Prosecutors have dismissed indictments against a man in a 27-year-old Charlotte rape case.
Prosecutors in part cited erroneous microscopic hair testimony offered by an FBI-trained Charlotte-Mecklenburg police examiner against Timothy Scott Bridges.
The Washington Post reported last year that flawed testimony by an elite FBI forensic unit affected at least 2,500 cases nationwide, including the Charlotte case.
The Justice Department and FBI formally acknowledged that nearly every examiner in the unit gave flawed testimony in almost all trials in which they offered evidence against criminal defendants over more than a two-decade period before 2000, the Post reported.
Of 28 examiners with the FBI Laboratory’s microscopic hair comparison unit, 26 overstated forensic matches in ways that favored prosecutors in more than 95 percent of the 268 trials, according to the National Association of Criminal Defense Lawyers and the Innocence Project.
One of the cases involved Bridges, who was serving a life sentence on a conviction in the rape of an 83-year-old disabled woman in her Charlotte home in May 1989, according to the Post.
The woman lived between The Plaza and North Davidson Street, the Observer reported at the time. She was hospitalized for three months and later lived in a nursing home.
The woman, who died in 1990 of unrelated causes, gave varying descriptions of her attacker and never identified Bridges, according to the Post.
A Charlotte forensic expert, among hundreds trained by the FBI before 2000, matched two hairs at the crime scene to Bridges, then 22, according to court papers.
The expert asserted there was only a 1-in-1,000 chance that they might have come from someone else, testimony the FBI review said “exceeds the limits of the science,” according to the Post.
There is no accepted research on how often hair from different people may appear the same. The FBI now uses DNA testing in combination with hair examination.
“If offered today, the hair evidence would be inadmissible, and without the hair evidence, there was insufficient evidence to convict Mr. Bridges,” wrote his attorney, Lauren Miller, with North Carolina Prisoner Legal Services.
When Bridges requested a new trial, the Mecklenburg County District Attorney’s Office reviewed the case and found that the analyst’s testimony at trial contained information that the FBI now says would constitute “improper testimony.”
In October, the DA’s office agreed to a motion that granted Bridges a new trial. But the office later found no additional forensic evidence implicating Bridges, and several key witnesses are dead.

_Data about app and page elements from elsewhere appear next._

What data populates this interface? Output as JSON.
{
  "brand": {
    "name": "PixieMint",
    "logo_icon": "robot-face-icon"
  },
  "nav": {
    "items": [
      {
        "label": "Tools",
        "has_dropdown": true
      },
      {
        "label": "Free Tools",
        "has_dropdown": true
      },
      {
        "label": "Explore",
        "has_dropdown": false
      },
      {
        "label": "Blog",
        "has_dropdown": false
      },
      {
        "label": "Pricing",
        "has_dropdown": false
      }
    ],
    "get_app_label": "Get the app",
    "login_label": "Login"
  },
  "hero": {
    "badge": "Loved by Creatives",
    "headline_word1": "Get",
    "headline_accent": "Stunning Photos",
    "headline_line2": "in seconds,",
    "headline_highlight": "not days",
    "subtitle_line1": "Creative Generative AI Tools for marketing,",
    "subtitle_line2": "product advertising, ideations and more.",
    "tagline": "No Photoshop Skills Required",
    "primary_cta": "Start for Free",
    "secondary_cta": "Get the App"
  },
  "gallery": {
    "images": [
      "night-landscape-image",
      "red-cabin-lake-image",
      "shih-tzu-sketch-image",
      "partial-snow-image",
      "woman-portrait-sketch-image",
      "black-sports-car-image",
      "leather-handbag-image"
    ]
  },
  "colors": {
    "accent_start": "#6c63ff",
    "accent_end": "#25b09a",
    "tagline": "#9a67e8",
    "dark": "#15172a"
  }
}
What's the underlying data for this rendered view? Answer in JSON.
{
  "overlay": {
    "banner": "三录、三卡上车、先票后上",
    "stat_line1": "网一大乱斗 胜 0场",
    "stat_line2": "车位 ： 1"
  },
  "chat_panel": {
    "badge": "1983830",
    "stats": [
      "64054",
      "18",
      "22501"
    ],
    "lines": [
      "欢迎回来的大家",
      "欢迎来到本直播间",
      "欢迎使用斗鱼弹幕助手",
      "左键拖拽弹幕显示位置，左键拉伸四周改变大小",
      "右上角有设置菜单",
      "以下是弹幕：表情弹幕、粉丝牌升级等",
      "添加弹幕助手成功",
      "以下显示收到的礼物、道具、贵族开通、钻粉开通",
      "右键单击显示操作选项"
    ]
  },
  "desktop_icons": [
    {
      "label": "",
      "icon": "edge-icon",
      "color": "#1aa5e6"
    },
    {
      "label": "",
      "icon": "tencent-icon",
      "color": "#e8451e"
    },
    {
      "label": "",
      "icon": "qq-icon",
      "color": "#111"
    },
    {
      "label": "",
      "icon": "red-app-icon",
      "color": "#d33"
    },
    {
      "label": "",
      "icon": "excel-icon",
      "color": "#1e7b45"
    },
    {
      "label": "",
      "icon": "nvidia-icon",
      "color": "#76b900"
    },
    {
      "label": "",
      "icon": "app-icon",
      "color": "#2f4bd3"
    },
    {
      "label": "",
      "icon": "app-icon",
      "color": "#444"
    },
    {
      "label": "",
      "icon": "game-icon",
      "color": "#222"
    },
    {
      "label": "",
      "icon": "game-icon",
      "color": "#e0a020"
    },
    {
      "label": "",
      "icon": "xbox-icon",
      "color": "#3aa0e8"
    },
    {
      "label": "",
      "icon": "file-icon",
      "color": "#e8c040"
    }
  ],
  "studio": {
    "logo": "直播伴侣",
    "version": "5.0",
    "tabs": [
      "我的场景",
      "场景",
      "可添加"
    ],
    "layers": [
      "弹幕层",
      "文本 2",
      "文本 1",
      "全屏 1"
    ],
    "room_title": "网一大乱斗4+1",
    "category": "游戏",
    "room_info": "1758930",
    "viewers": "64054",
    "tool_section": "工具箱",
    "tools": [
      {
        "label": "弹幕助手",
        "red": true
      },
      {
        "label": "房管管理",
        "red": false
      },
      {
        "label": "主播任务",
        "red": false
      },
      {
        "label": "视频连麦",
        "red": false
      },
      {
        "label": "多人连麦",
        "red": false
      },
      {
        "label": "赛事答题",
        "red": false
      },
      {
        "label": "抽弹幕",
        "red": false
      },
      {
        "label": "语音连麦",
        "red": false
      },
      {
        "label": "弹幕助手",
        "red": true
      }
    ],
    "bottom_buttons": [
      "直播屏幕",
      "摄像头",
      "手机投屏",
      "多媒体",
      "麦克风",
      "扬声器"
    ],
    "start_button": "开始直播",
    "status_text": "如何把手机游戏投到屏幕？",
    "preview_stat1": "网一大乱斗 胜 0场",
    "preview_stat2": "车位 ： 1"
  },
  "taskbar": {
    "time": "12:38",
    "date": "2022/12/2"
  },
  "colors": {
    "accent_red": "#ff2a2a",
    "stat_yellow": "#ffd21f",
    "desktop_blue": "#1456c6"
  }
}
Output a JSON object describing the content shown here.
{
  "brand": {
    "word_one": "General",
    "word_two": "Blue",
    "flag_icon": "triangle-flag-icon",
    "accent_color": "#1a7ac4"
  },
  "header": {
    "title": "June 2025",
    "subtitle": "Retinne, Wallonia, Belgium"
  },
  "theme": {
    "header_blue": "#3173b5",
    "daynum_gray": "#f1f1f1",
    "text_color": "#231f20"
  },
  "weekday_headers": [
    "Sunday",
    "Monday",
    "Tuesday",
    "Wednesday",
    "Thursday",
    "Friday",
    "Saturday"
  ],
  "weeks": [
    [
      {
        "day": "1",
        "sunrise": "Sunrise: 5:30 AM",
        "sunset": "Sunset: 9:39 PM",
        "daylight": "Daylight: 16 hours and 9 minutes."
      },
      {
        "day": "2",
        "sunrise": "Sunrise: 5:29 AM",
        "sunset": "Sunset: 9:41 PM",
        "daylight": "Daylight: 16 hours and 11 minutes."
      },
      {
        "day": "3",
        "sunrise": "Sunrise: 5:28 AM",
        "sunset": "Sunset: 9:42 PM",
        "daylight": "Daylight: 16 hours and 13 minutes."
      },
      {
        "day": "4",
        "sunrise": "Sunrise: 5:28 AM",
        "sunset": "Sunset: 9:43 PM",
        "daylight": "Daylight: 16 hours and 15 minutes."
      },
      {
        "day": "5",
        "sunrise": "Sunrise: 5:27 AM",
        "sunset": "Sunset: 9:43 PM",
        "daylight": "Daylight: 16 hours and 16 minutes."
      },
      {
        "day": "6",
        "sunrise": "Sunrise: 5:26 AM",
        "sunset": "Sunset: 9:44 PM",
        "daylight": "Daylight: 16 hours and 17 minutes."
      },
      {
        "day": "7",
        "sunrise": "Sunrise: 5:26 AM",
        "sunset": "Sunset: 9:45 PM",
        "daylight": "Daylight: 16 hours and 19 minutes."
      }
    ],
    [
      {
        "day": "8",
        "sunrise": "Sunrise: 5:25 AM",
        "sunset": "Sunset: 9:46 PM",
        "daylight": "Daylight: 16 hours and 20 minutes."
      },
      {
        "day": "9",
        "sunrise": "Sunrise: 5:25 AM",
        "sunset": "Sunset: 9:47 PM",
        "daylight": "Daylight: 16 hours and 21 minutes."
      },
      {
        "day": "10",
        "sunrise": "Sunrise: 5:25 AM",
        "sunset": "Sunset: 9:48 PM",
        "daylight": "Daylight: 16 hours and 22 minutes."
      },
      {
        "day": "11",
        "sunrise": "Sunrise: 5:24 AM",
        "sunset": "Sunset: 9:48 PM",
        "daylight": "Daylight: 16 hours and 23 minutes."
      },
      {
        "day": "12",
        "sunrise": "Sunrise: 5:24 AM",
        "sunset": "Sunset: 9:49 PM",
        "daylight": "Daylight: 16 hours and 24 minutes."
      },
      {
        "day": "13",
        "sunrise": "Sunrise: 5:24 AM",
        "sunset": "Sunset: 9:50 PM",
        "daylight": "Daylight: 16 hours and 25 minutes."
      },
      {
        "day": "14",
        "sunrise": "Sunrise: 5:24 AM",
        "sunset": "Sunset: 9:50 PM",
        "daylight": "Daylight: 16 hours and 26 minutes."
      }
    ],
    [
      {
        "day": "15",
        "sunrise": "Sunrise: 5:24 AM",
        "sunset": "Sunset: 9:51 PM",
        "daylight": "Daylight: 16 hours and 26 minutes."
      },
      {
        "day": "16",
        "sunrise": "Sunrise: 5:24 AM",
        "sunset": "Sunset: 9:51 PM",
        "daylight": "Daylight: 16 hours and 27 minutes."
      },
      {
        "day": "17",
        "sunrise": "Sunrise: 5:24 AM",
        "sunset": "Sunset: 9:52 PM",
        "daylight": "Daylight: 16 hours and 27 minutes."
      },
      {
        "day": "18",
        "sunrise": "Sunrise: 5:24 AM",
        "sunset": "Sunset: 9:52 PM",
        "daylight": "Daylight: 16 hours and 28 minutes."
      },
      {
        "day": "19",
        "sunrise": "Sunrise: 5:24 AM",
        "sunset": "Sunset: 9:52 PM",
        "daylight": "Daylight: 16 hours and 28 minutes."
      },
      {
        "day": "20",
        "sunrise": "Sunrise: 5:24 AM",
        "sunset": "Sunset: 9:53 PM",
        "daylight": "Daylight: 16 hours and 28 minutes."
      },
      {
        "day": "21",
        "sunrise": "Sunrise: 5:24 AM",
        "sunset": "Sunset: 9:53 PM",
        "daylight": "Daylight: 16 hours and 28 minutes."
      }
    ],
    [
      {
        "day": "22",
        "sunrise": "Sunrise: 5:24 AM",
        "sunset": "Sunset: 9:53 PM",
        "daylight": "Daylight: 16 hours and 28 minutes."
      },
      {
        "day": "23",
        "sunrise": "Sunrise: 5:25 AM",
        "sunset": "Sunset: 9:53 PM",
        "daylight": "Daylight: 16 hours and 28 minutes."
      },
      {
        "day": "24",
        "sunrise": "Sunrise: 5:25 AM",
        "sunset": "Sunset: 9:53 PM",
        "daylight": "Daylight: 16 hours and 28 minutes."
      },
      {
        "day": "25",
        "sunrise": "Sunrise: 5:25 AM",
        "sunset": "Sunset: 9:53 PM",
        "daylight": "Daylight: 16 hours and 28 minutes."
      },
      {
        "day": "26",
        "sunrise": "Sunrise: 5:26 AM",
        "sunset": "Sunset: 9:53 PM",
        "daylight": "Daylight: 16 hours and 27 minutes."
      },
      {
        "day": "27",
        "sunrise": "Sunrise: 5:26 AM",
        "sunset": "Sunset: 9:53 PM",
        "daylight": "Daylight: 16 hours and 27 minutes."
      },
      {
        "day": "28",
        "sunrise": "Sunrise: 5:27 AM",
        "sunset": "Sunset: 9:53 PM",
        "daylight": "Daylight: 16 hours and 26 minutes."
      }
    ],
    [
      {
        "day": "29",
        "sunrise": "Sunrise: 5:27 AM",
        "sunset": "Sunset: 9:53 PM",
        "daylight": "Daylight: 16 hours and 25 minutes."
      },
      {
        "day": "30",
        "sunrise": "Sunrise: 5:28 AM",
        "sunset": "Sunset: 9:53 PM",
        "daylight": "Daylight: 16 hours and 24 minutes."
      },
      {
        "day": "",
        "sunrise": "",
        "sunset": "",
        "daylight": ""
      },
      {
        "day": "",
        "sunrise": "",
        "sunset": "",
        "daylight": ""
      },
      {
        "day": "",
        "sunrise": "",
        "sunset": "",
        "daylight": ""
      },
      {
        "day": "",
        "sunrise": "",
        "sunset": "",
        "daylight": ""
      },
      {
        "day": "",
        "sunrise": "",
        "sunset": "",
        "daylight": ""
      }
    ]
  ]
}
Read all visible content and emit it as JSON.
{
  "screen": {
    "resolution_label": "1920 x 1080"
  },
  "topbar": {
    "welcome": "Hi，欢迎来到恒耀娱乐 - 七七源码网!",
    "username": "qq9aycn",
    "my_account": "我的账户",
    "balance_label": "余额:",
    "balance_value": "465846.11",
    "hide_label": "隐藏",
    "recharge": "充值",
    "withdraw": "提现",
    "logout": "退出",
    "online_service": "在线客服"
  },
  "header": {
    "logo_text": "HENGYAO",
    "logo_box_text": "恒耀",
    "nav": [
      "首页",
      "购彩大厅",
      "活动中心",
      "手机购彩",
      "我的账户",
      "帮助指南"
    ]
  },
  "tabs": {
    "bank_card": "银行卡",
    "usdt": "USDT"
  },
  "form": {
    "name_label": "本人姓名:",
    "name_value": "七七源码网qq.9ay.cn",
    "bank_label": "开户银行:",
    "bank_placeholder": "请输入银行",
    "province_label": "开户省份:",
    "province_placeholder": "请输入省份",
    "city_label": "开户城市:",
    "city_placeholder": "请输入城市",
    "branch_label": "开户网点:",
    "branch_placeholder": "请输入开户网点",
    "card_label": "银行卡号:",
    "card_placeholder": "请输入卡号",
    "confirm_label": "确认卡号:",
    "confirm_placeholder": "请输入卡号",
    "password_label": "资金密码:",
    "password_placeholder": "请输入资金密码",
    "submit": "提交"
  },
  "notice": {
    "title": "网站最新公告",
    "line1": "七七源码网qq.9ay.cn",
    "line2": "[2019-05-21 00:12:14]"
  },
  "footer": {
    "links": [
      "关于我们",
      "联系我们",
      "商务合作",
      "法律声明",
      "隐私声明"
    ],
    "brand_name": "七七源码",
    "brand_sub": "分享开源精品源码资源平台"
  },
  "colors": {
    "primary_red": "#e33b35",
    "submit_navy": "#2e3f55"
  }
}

Bridges served more than 25 years in prison before he was released in October, after prosecutors agreed to vacate his 1991 convictions. On Feb. 16, prosecutors dismissed the indictments against Bridges.
Bridges’ legal team included lawyers from the New York-based Innocence Project and North Carolina Prisoner Legal Services.
His case “is one of the first to be litigated involving erroneous microscopic hair testimony proffered by an FBI-trained state examiner,” Chris Fabricant of the Innocence Project said Wednesday. “We would like to commend District Attorney Andrew Murray for seeking to restore justice for Mr. Bridges.”
Bridges has always maintained his innocence. He’s living with family members and recently earned his first driver’s license. His uncle helped him buy a car. Various organizations are helping him to adjust to life outside of prison.
Fabricant said one of the most special things Bridges has done since his release was to attend a Tar Heels men’s basketball game in Chapel Hill.